Tio B (ag) wrote: A nightclub is beset by two violently opposed groups of poison-tongued elderly! The new manager, a Ringo Starr lookalike-soundalike, tries to control the mayhem! Comedy, violence, and tenderness abound! Corey Feldman fights karate! (Oops, wrong movie.)

Scott C (ag) wrote: Really silly and kind of fun, but a bit boring too. A mixed bag.

Bill M (br) wrote: When will Hollywood catch on that not all films with children leads have to be made for children?

Jeff H (gb) wrote: "Guns at Batasi" is an interesting film that escaped my attention at the time it came out. I was living then at a boarding school in Beirut, Lebanon. Many British and American films played in the cinemas there, and we students were permitted to go, so I saw many movies back then. It's possible that "Guns at Batasi" was not distributed in Lebanon; it's not the sort of film that was common in the large movie houses in those days before multi-screen cinemas.Richard Attenborough stars as Sgt. Major Lauderdale, commander of a regiment of mostly bored British soldiers who spend nearly all of their time partying, hanging out at their mess hall, and pretending to be real soldiers. Then the government of the fictional British colony they inhabit is overthrown in a coup d'etat. The plot raises many questions about the rights of indigenous people and the ethics of colonialism, but none of the questions is ever allowed to be answered. Perhaps that was too introspective for the early '60s.Attenborough was at his most pompous in this film (made 29 years before his turn as the flawed genius creator of"Jurassic Park"), so it was fun to watch him bloviate. I've always suspected that Sir Richard would have been insufferable in his schoolboy days and that young Richard spent a lifetime preparing for this role. He was 40 at the time it was shot.The situation depicted in the film - an indigenous people throwing off their colonialist masters - is certainly relevant today. This same story, if filmed today, would undoubtedly be more violent and less genteel on both sides of the conflict. The idea that revolutionaries would still obey the absurd demands of the outnumbered British authorities would bring mocking laughter today. So one must consider this aspect of the plot in the context of African independence movements of the time when terrorism was barely in anyone's consciousness. The feeble attempt at a romantic storyline seemed intended for the sole purpose of inserting a pretty girl into the film. Mia Farrow in her very first film role didn't get to do much, and her lover (a Private Wilkes, played by John Leyton) was vapid and dull. I wish they had abandoned this subplot unless they intended to do more with it, which was impossible in a film like this.This film is enjoyable if considered in the context of the time at which it was made and if one is an Attenborough fan. It's in black and white, which helps to give it an historical feel.

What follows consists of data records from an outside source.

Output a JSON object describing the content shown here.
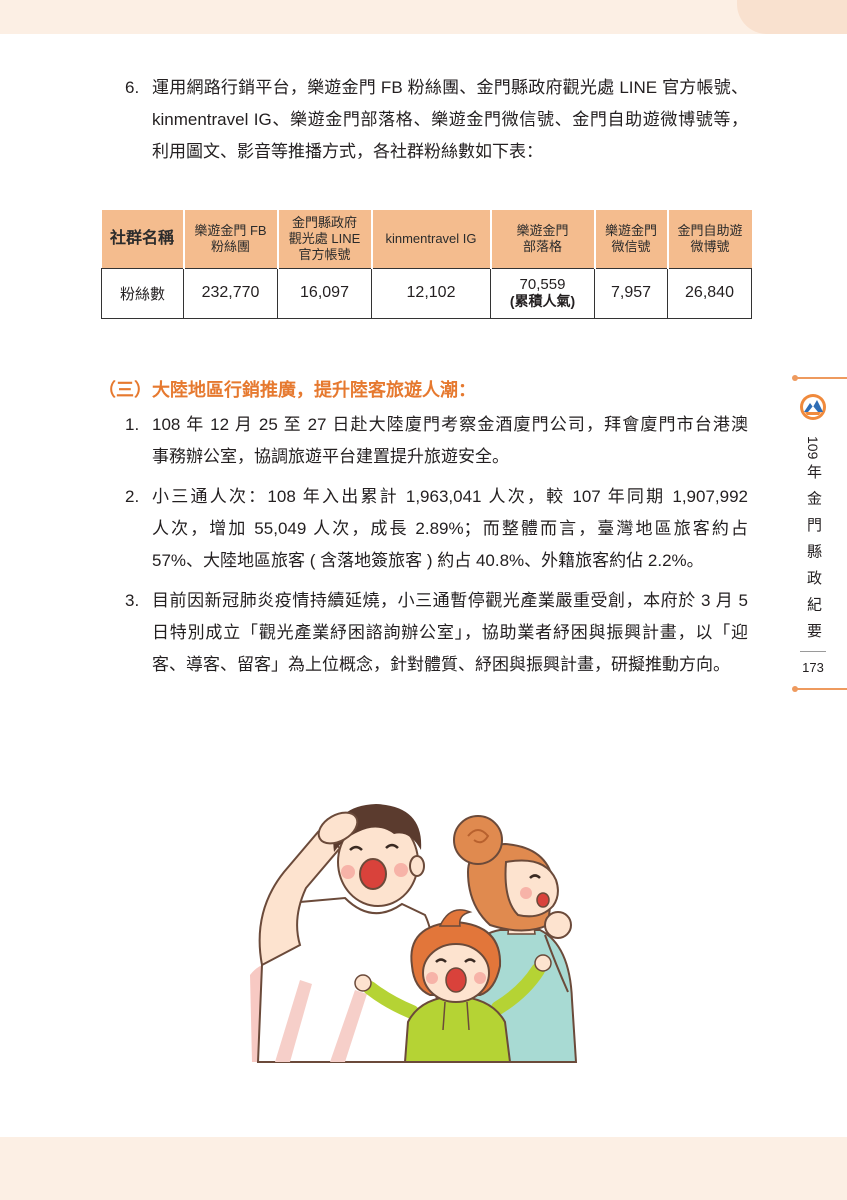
{
  "colors": {
    "accent_orange": "#E6792F",
    "table_header_bg": "#F4BC8E",
    "page_band": "#FCEFE4",
    "text": "#231F20"
  },
  "item6": {
    "number": "6.",
    "lines": [
      "運用網路行銷平台，樂遊金門 FB 粉絲團、金門縣政府觀光處 LINE 官方帳號、",
      "kinmentravel IG、樂遊金門部落格、樂遊金門微信號、金門自助遊微博號等，",
      "利用圖文、影音等推播方式，各社群粉絲數如下表："
    ]
  },
  "table": {
    "headers": [
      [
        "社群名稱"
      ],
      [
        "樂遊金門 FB",
        "粉絲團"
      ],
      [
        "金門縣政府",
        "觀光處 LINE",
        "官方帳號"
      ],
      [
        "kinmentravel IG"
      ],
      [
        "樂遊金門",
        "部落格"
      ],
      [
        "樂遊金門",
        "微信號"
      ],
      [
        "金門自助遊",
        "微博號"
      ]
    ],
    "row_label": "粉絲數",
    "values": [
      {
        "value": "232,770"
      },
      {
        "value": "16,097"
      },
      {
        "value": "12,102"
      },
      {
        "value": "70,559",
        "note": "(累積人氣)"
      },
      {
        "value": "7,957"
      },
      {
        "value": "26,840"
      }
    ]
  },
  "section3": {
    "heading": "（三）大陸地區行銷推廣，提升陸客旅遊人潮：",
    "items": [
      {
        "number": "1.",
        "lines": [
          "108 年 12 月 25 至 27 日赴大陸廈門考察金酒廈門公司，拜會廈門市台港澳",
          "事務辦公室，協調旅遊平台建置提升旅遊安全。"
        ]
      },
      {
        "number": "2.",
        "lines": [
          "小三通人次：108 年入出累計 1,963,041 人次，較 107 年同期 1,907,992",
          "人次，增加 55,049 人次，成長 2.89%；而整體而言，臺灣地區旅客約占",
          "57%、大陸地區旅客 ( 含落地簽旅客 ) 約占 40.8%、外籍旅客約佔 2.2%。"
        ]
      },
      {
        "number": "3.",
        "lines": [
          "目前因新冠肺炎疫情持續延燒，小三通暫停觀光產業嚴重受創，本府於 3 月 5",
          "日特別成立「觀光產業紓困諮詢辦公室」，協助業者紓困與振興計畫，以「迎",
          "客、導客、留客」為上位概念，針對體質、紓困與振興計畫，研擬推動方向。"
        ]
      }
    ]
  },
  "sidebar": {
    "emblem_icon": "county-emblem-icon",
    "title_year": "109",
    "title_text": "年金門縣政紀要",
    "page_number": "173"
  }
}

Alon G (ca) wrote: Wow Maryl Streep is amazing. Julia Robert's too. This film makes you feel so amazingly uncomfortable, it really makes you feel like you're part of this dysfunctional family.

John W (jp) wrote: There are so many things wrong with this schlockfest, it would be easier to list what works...well, maybe not.

Miguel R (mx) wrote: The Expendables is a great action movie, but only lacks an interesting idea